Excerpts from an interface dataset

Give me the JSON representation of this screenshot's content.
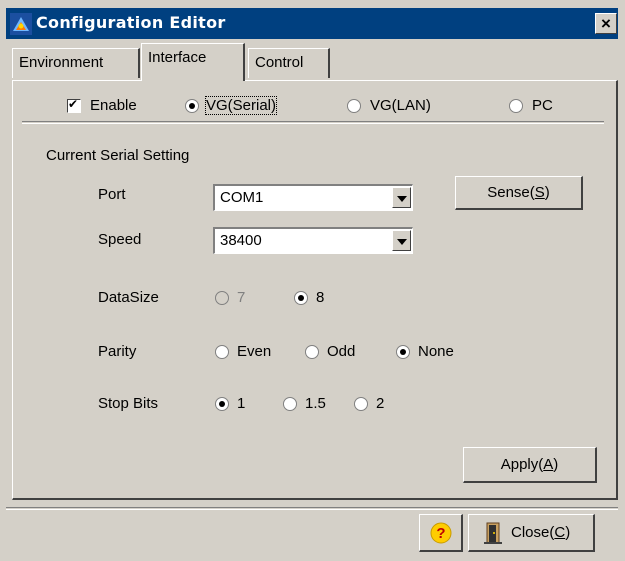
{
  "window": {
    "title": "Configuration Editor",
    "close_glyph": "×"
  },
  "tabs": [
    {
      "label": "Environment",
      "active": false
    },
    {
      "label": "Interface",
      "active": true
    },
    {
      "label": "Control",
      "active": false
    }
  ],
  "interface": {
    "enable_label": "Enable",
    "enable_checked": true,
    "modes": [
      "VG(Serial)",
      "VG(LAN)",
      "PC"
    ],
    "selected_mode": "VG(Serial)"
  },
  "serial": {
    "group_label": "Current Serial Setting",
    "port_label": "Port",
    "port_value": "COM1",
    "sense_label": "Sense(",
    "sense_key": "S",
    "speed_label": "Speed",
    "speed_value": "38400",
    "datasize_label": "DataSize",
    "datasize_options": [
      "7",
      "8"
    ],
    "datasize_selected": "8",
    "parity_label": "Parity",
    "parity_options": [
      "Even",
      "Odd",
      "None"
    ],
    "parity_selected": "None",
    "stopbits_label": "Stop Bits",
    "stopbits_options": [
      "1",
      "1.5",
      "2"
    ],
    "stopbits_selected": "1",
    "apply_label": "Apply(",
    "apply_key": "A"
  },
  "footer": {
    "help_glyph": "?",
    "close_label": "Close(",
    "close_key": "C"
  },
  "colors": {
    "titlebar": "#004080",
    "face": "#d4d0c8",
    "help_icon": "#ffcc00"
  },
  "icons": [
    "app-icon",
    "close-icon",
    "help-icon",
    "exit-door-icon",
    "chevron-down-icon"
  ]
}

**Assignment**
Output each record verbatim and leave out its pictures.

**Result for this exercise**
Give me the JSON representation of this screenshot's content.
{
  "window": {
    "title": "Configuration Editor",
    "close_glyph": "×"
  },
  "tabs": [
    {
      "label": "Environment",
      "active": false
    },
    {
      "label": "Interface",
      "active": true
    },
    {
      "label": "Control",
      "active": false
    }
  ],
  "interface": {
    "enable_label": "Enable",
    "enable_checked": true,
    "modes": [
      "VG(Serial)",
      "VG(LAN)",
      "PC"
    ],
    "selected_mode": "VG(Serial)"
  },
  "serial": {
    "group_label": "Current Serial Setting",
    "port_label": "Port",
    "port_value": "COM1",
    "sense_label": "Sense(",
    "sense_key": "S",
    "speed_label": "Speed",
    "speed_value": "38400",
    "datasize_label": "DataSize",
    "datasize_options": [
      "7",
      "8"
    ],
    "datasize_selected": "8",
    "parity_label": "Parity",
    "parity_options": [
      "Even",
      "Odd",
      "None"
    ],
    "parity_selected": "None",
    "stopbits_label": "Stop Bits",
    "stopbits_options": [
      "1",
      "1.5",
      "2"
    ],
    "stopbits_selected": "1",
    "apply_label": "Apply(",
    "apply_key": "A"
  },
  "footer": {
    "help_glyph": "?",
    "close_label": "Close(",
    "close_key": "C"
  },
  "colors": {
    "titlebar": "#004080",
    "face": "#d4d0c8",
    "help_icon": "#ffcc00"
  },
  "icons": [
    "app-icon",
    "close-icon",
    "help-icon",
    "exit-door-icon",
    "chevron-down-icon"
  ]
}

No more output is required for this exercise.